Prince Hall was among the most noteworthy Citizens of Boston during the revolutionary period, where little was known of him beforehand. He was the founder of the African Lodge of Honorable Society of Free and Accepted Masons of Boston, the worlds first black Freemasonry and the first society in America dedicated on social, political and economic improvement.
Born in 1735 (although other sources say 1748) in Barbados, he was eventually brought to Boston as the Slave of William Hall. In 1756 his son Primus was born to another servant of a different household, Delia. In 1762 Hall joined the Congregational church and soon after married Sarah Ritchie, another enslaved woman. Following her death, which occurred eight years later, he married Flora Gibbs of Gloucester.
A month after the Boston Massacre William Hall freed Prince. He was no longer a slave but accounted as a free man where he made his living as a peddler, caterer and leather dresser. He was listed as a voter and taxpayer. He owned a house and a leather workshop in Boston.
He was thought to have conceivably taken part in the revolution fighting at Bunker Hill being one of the six Prince Hall’s listed on military records.
In 1775 Hall joined a British army lodge of Masons stationed in Boston. Accompanying him were 14 other free black men, and when the British departed they formed their own lodge, African Lodge Number 1. Twelve years later they became a permanent charter, Hall being its first Grand Master.
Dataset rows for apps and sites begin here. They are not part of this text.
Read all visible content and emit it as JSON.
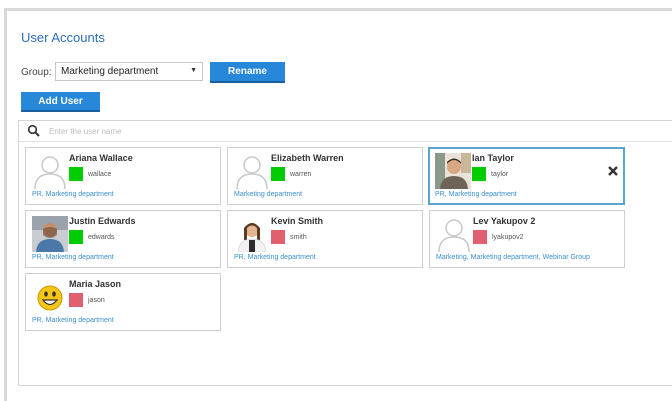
{
  "page_title": "User Accounts",
  "group": {
    "label": "Group:",
    "selected": "Marketing department"
  },
  "buttons": {
    "rename": "Rename",
    "add_user": "Add User"
  },
  "search": {
    "placeholder": "Enter the user name",
    "value": ""
  },
  "colors": {
    "accent": "#2787d8",
    "online": "#00cc00",
    "offline": "#e06070",
    "link": "#3b8fd0",
    "selected_border": "#5aa5d0"
  },
  "users": [
    {
      "name": "Ariana Wallace",
      "login": "wallace",
      "groups": "PR, Marketing department",
      "status": "online",
      "avatar": "placeholder-avatar-icon"
    },
    {
      "name": "Elizabeth Warren",
      "login": "warren",
      "groups": "Marketing department",
      "status": "online",
      "avatar": "placeholder-avatar-icon"
    },
    {
      "name": "Ian Taylor",
      "login": "taylor",
      "groups": "PR, Marketing department",
      "status": "online",
      "avatar": "user-photo",
      "selected": true
    },
    {
      "name": "Justin Edwards",
      "login": "edwards",
      "groups": "PR, Marketing department",
      "status": "online",
      "avatar": "user-photo"
    },
    {
      "name": "Kevin Smith",
      "login": "smith",
      "groups": "PR, Marketing department",
      "status": "offline",
      "avatar": "user-photo"
    },
    {
      "name": "Lev Yakupov 2",
      "login": "lyakupov2",
      "groups": "Marketing, Marketing department, Webinar Group",
      "status": "offline",
      "avatar": "placeholder-avatar-icon"
    },
    {
      "name": "Maria Jason",
      "login": "jason",
      "groups": "PR, Marketing department",
      "status": "offline",
      "avatar": "smiley-icon"
    }
  ]
}
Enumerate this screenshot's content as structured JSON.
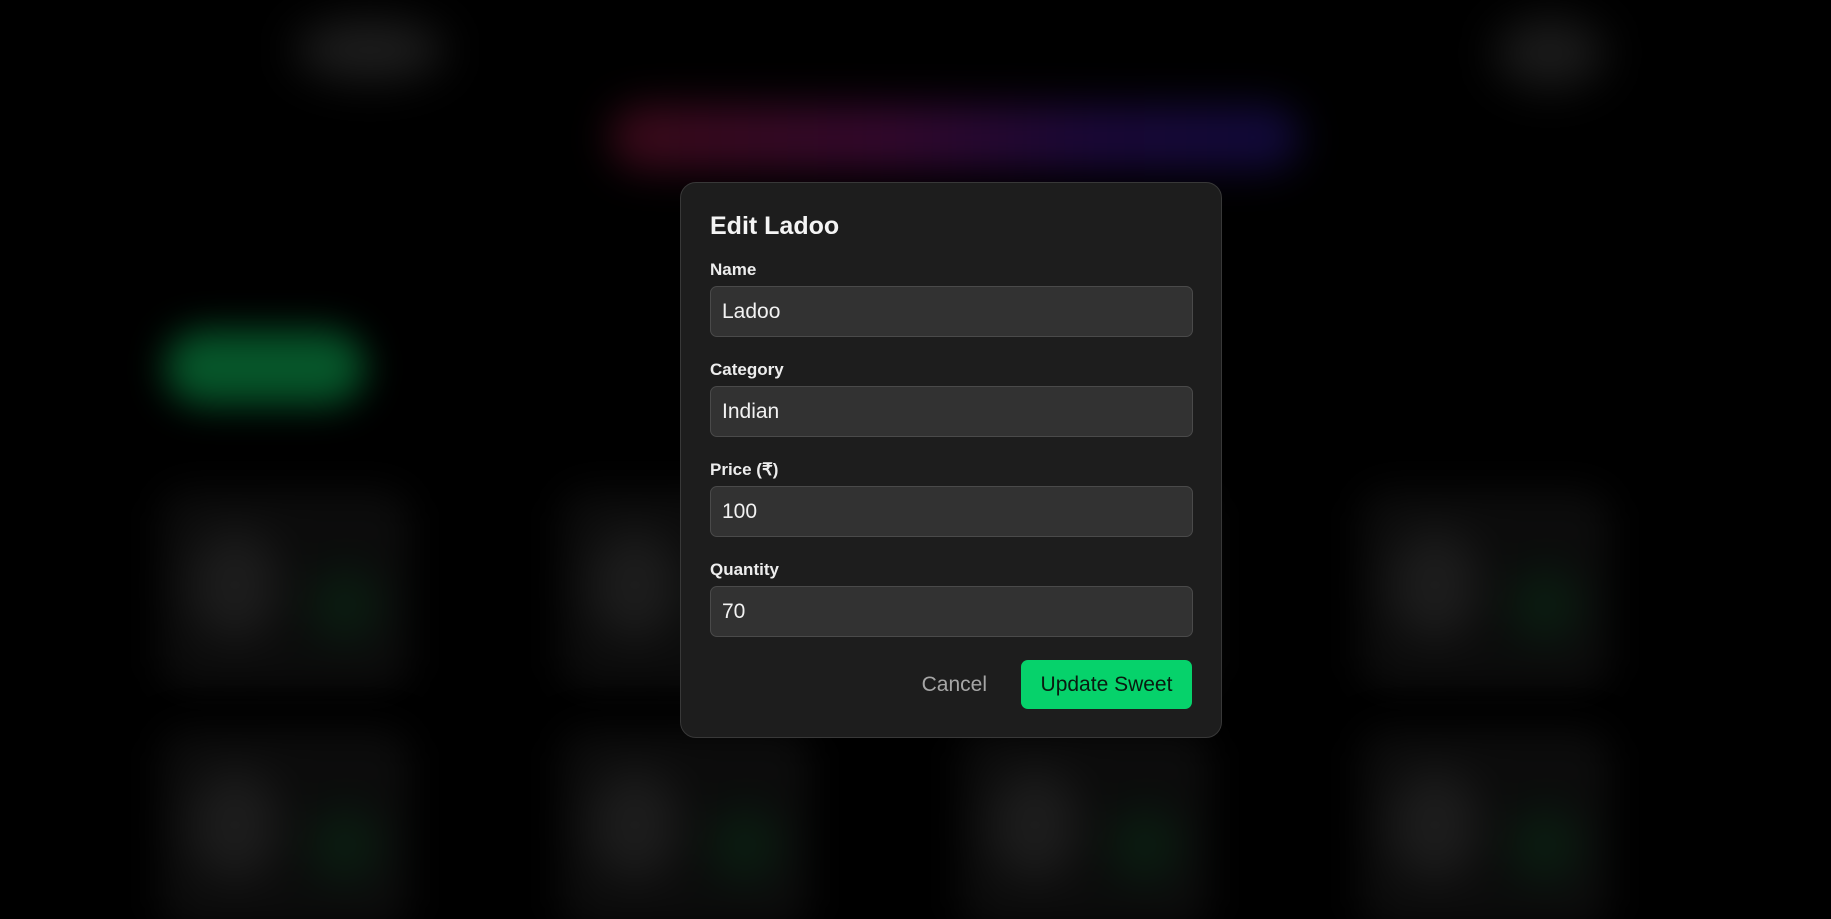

Hall used his position as “Worshipful Master” of the black Masons to speak out against slavery and the denial of black rights. He protested the lack of schools for black children until he finally established one of his own. His protest later became a basis for abolition of slavery and fighting for black rights.
Prince Hall died in 1807 at 72. A year after his death his lodge honored him by changing its name to Prince Hall Grand Lodge.
“People & Events Prince Hall.” PBS. PBS, n.d. Web. 02 Nov. 2015.
“Summary of Prince Hall, the Pioneer of Negro Masonry. Proofs of the Legitimacy of Prince Hall Masonry.” Summary of Prince Hall, the Pioneer of Negro Masonry. Proofs of the Legitimacy of Prince Hall Masonry. N.p., n.d. Web. 02 Nov. 2015.